In the past two and a half thousand years since he adopted it as a metaphor for a place where people live under illusions that must be shattered, Plato’s cave has been crowded with would-be guides offering words of enlightenment to its inhabitants. What fresh guidance can the Weston Professor of Philosophy at Buckingham University give us?
The particular form of the cave under discussion here is contemporary Britain. As anyone who can remember the controversy over O’Hear’s criticism of the Diana cult back in 1998 might imagine, he regards it more as a septic tank than a sceptered isle. The illusions that he attacks - such as the vacuity of celebrity culture, the dominating power of emotional correctness, and the idea that current educational standards are an ever-increasing improvement on those of the past - are familiar targets, but they’re still in need of a sound drubbing.

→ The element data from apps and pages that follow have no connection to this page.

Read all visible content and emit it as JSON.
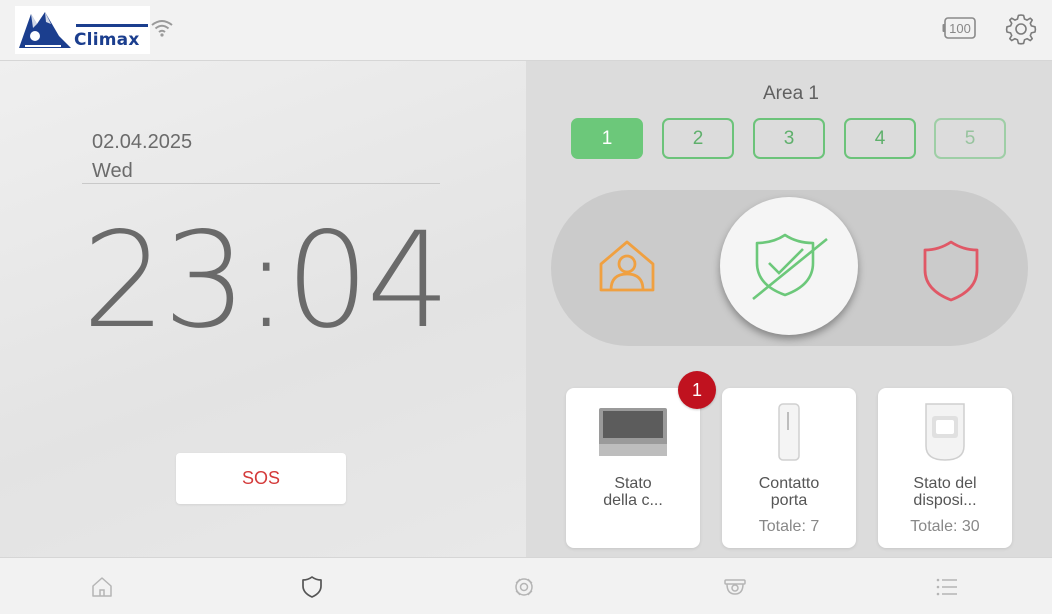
{
  "header": {
    "brand": "Climax",
    "battery_level": "100",
    "icons": {
      "wifi": "wifi-icon",
      "battery": "battery-icon",
      "settings": "gear-icon"
    }
  },
  "left": {
    "date": "02.04.2025",
    "day": "Wed",
    "time_hours": "23",
    "time_separator": ":",
    "time_minutes": "04",
    "sos_label": "SOS"
  },
  "right": {
    "area_title": "Area 1",
    "areas": [
      "1",
      "2",
      "3",
      "4",
      "5"
    ],
    "selected_area": "1",
    "modes": {
      "home": "home-arm-icon",
      "disarm": "disarm-shield-icon",
      "away": "away-arm-shield-icon"
    },
    "cards": [
      {
        "title_line1": "Stato",
        "title_line2": "della c...",
        "total": "",
        "badge": "1"
      },
      {
        "title_line1": "Contatto",
        "title_line2": "porta",
        "total": "Totale: 7"
      },
      {
        "title_line1": "Stato del",
        "title_line2": "disposi...",
        "total": "Totale: 30"
      }
    ]
  },
  "nav": {
    "items": [
      "home-icon",
      "shield-icon",
      "camera-icon",
      "cctv-icon",
      "list-icon"
    ],
    "active": "shield-icon"
  },
  "colors": {
    "accent_green": "#6cc87a",
    "home_orange": "#f0a040",
    "away_red": "#e05866",
    "sos_red": "#d43a3a",
    "badge_red": "#c0121f",
    "brand_blue": "#1b3e8e"
  }
}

O’Hear ses to work more in sorrow that in anger at the change and decay that all around he sees. Sensibly, he avoids any ‘why, oh why?’ whinging that could turn his attacks into a mere catalogue of nostalgic lamentations. He just makes his points soberly, without ever overstating his case or worrying about whether people will find them upsetting. He points out that celebrity icons depends for their status more on their appearance than what they’ve achieved in their shosen fields, and that many performers now regard their art simply as a means of self-expression rather than as an end in itself. O’Hear returns to his former target, Diana, by reminding us that, despite her seeming embrace of informality, she could ‘pull rank and bully subordinates when it suited her’. Her form of ‘caring’ could lead to an element of moral imperialism.
Education has been dumbed down by child-centredness and it’s good that he reminds of that way that - under a Conservative government - polytechnics were unashamedly renamed as universities in order to bump up the number of ‘students’ (some act of penance will surely be necessary by the Conservatives for this before they can be taken seriously on anything to do with education). Football is ‘marred by cheating, violence and all manner of spitefulness’, whilst rugby is ‘a far more honest game’. Any politician brave enough to state these self-evident truths about the ‘beautiful game’ today would be exiled to the political wilderness without hope of parole. These are not the comments of a knee-jerk reactionary, however. He suggests that pornography may have its uses within genuine relationships - a comment that may surprise of shock some of his readers - but points out that it can have long-term harmful consequences by preventing its users accepting the imperfections in real people.
O’Hear’s list of complaints is not flawless, though. In speaking of the Spice Girls and the ‘flaunting of a frenetic, but trivialised sexuality, combined with a high degree of cheek’, he forgets that this ‘girl power’ band was the creation of various male svengalis. Indeed, rock music is not the setting for some sort of Apollonian/Dionysian power struggle, but a series of entertainment fashions which also serve a a collective marketing technique for CDs and clothes. British education hasn’t been without major flaws in its past - despite Britain having produced some world-class scientists, scientific education in this country has lagged woefully behind that in Germany and the United States. And even in the days when high culture ruled, didn’t plenty of artists have more than their fair share of egocentricity which they exercised within the creative field of their choice?
O’Hear offers no quick-fix solutions or programmes by which we can escape the cave. We have to reject ‘the illusion that freedom consists in mastery by rather than of one’s instincts’. Illusions, however well-intentioned the must be, have to be rejected. Some basic truths need to be refocussed upon, and they must not simply be loved, but adhered to with fidelity. This is not easy. And if this seems not only heard but somewhat indecisive, O’Hear brings us down to Earth by reinforcing his message. ‘It is only against reality, and its adamantine hardness and incisiveness, that we fulfil anything of our true nature.’ Living by illusions offers momentary pleasure but is ultimately futile. But, if this seems tough, we should be encouraged by the fact that, unlike some other commentators, O’Hear doesn’t feel that escaping from the cave that is modern Britain is an instrinsically hopeless task. That itself is a welcome message which can reverberate around the cave, and lead us to search for the light outside.